*Exercise objective*
Go through the data and copy each line that holds "name".

Element data from apps and pages:
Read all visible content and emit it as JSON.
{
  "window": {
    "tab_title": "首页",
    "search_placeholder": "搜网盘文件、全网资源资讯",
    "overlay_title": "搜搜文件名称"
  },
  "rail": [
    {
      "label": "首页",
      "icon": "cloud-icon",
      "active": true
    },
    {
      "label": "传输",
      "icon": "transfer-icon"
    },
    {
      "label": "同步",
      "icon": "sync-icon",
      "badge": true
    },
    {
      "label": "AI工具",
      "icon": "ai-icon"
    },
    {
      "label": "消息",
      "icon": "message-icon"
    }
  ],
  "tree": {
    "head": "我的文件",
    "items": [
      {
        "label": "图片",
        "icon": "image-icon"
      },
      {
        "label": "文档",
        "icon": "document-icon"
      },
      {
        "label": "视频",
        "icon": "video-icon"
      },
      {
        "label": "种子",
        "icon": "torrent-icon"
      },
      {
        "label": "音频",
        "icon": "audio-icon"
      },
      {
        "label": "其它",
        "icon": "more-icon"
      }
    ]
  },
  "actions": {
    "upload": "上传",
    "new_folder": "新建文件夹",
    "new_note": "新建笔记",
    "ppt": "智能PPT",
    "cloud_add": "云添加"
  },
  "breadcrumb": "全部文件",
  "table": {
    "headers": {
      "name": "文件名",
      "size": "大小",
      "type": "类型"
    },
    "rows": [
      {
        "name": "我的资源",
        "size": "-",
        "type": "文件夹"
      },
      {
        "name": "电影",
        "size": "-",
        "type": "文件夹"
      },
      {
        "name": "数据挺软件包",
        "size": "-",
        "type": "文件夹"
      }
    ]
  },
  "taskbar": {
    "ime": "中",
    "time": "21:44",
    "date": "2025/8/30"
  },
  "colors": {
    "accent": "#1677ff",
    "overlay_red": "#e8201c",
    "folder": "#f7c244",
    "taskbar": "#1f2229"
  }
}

*Solution to the exercise*
      "name": "文件名",
        "name": "我的资源",
        "name": "电影",
        "name": "数据挺软件包",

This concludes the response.